Articles Posted in New York City

Published on:

A source tells of a case in Albany County where the judges came up with different decisions because of their differing perspectives on how double jeopardy applied to a situation.

David M was charged with 1st degree criminal robbery and put on trial. According to our expert, 1st degree robbery is robbery using a deadly weapon. During the trial, there was no evidence to prove that M was armed with the knife that he allegedly used. Therefore, he appealed to the Court to drop the charge. The Court did not. However, it said that it would open to the jury the possibility that M was guilty only of 2nd degree and 3rd degree robbery. These are lesser offenses with lighter sentences. The jury however still could not decide if M was guilty of these.

The Court then decided on a retrial with a different jury. The same thing happened. When it became clear that there was not enough evidence to prove that M was guilty of 1st degree robbery, he again appealed to the Court to drop the criminal charge. The Court declined the appeal but told M and the prosecutor that it would advise the jury to consider 2nd degree and 3rd degree robbery instead. M did not ask for an explanation and seemed to accept the Court’s decision.

The Court then told the jury that although M was accused of 1st degree murder, they should not concern themselves with this accusation but instead consider if he was guilty of 2nd degree or 3rd degree robbery. In the end, the jury voted to find M guilty of 2nd degree robbery. M appealed for a retrial on the grounds of double jeopardy.

According to reports, the Appellate Court came up with two decisions on this matter. The first was to approve the decision of the Trial Court during the 2nd trial. Our report confirms that by virtue of double jeopardy, M could not be tried again of 1st degree robbery because it had been proven in the 1st trial that he was innocent of it.

The Trial Court admitted that the retrial exposed M to the greater risk of being charged with 1st degree robbery a second time and that this was wrong. However, because the Trial Court had clearly explained that the jury should not consider the charge of 1st degree robbery, the mistake was harmless. They did not bias the jury against M because the accusation of 1st degree robbery was glossed over. It was only mentioned when the charges were read to the jury and when the Court told them to ignore it. It did not play any part in the decision of the jury.

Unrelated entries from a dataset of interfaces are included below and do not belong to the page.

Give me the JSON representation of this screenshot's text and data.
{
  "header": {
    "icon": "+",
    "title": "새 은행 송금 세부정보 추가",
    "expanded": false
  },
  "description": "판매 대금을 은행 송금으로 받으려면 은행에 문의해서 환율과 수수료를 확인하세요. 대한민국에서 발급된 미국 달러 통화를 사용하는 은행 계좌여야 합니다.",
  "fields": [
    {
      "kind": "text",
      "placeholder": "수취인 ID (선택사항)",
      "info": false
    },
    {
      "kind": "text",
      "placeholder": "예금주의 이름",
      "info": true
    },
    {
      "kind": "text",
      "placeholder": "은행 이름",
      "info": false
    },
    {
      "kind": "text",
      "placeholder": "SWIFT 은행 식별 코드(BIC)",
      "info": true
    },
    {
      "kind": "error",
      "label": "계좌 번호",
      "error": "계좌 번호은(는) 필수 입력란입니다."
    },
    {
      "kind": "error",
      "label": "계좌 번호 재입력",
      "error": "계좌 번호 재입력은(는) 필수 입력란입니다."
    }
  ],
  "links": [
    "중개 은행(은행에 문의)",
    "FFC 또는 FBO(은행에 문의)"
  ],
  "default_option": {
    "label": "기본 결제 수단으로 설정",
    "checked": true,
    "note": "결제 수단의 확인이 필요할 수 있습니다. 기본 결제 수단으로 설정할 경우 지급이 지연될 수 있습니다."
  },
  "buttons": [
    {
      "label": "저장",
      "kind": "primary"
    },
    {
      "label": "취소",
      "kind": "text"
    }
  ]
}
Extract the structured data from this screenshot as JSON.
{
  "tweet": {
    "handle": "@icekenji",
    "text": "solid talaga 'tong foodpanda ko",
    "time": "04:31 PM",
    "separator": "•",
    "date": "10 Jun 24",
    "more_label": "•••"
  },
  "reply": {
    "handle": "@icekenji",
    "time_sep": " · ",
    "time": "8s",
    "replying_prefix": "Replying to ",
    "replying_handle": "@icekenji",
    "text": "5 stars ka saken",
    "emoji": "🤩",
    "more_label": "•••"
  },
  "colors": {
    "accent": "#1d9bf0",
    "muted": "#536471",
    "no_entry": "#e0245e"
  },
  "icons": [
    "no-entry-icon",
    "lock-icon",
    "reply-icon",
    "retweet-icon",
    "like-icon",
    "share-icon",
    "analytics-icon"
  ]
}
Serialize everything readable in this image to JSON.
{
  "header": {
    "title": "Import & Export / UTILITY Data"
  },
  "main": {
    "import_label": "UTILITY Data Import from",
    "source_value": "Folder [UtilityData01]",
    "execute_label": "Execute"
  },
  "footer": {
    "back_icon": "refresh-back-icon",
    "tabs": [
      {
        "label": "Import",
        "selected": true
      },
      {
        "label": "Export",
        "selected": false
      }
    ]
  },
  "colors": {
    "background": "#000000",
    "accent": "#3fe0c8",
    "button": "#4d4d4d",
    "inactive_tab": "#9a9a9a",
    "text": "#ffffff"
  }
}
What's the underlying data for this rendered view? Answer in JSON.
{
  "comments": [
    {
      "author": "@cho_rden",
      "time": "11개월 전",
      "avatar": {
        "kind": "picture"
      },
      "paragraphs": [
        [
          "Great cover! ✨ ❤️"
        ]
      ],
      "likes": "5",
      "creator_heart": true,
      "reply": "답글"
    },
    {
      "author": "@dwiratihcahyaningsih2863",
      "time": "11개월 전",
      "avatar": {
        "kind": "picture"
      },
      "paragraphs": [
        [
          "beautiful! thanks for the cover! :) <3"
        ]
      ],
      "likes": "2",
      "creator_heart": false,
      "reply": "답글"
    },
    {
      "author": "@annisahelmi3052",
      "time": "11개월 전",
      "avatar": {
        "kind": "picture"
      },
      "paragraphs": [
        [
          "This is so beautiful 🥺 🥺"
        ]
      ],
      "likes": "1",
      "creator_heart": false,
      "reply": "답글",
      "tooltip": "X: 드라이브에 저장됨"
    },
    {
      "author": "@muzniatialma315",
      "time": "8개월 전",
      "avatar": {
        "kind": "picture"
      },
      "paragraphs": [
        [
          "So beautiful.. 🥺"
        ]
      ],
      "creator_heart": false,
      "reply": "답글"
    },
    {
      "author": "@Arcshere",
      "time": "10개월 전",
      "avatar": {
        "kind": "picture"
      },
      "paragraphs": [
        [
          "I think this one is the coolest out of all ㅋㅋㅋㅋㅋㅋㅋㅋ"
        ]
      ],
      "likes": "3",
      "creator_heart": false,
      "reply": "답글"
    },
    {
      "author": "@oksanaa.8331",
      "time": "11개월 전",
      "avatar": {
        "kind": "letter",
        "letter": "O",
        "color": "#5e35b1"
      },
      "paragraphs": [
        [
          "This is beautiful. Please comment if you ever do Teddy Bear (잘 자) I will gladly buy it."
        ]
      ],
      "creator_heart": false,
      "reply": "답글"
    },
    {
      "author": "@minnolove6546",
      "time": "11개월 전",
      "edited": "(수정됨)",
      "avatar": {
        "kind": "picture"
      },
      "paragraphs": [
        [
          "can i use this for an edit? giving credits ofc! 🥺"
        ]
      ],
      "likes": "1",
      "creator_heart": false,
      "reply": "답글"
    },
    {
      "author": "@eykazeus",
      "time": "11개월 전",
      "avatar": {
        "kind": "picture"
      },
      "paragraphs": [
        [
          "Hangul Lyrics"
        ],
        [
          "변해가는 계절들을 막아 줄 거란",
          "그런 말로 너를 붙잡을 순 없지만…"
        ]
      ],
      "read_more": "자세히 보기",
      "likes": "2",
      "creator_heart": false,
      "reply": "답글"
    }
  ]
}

Justice Sweeney however voiced out a different view of the matter. He agreed that the retrial was wrong but said that it was a very harmful mistake. The question was not if it biased the jury against M but whether or not it had the possibility of making the jury biased against M. Because the jury knew that he was being accused of 1st degree robbery, Sweeney believed that it was enough to make them biased against him.

Also, M was already proven to be innocent of 1st degree robbery in the first trial. Therefore, he could no longer be accused of it in the second trial. Justice Sweeney’s decision is that the Trial Court’s decision should be reversed.
Continue reading

Published on:

Robbery cases can seriously harm a lot of innocent people to the point of even having their lives be put at risk. And this is all because of utmost selfishness and the wicked ways that some people resolve to doing even if it puts them into the most desperate and most extreme measures. An expert takes into consideration the case which involves George S. He was convicted of a crime which involves murder of a 20 year old female who died of major injuries as her purse was snatched in a moving train.

It was further investigated by the expert who also studied the case that George intentionally wanted to rob the said victim. The whole story start with the victim by the name of Regina G leaving her home to buy a present for her brother’s birthday. It was the very same morning that S also met with his friend Samaniego by the subway. S said that George told him about his plans of snatching someone uptown. In short, it all led to a terrible tragedy with George snatching the purse of Regina which eventually caused the worse accident of having her legs passed over by a train. Her pelvic bones and legs were crushed that she instantly died after 11 days.

The move of the defense on the side of George according to a witness who was present during the case was to plead for insanity. They told the court that ever since the young age of six, George was already in the habit of stealing purses from train passengers who ride during the rush hour. With the psychiatrist evaluation, it was mentioned that George feels sad when he is not able to rob in a day. They wanted to prove that he had this compulsion of stealing purses and that he lacked the right sense of thinking when the said crime involving Regina happened.

In terms of the analysis made by a credible study, there was surely an expressed resistance on the side of the victim. Or else, it may not have ended up in such a terrible scenario. The main argument that emerged in this case is whether or not it was part of the plan of the accused to harm Regina in such a morbid way.

It is true and right that George be punished for being guilty of robbing Regina that day but it is not just to rule out that the moving train was one of the elements used by George to carry out his robbery plan. It is still safe to believe that he did not take advantage of the forward motion of the train to assist his plans of theft or to make his robbing process easier to do. In the end, it is still important that George pay for his criminal act which caused the life of an innocent woman like Regina’s to end.
Continue reading

Contact Information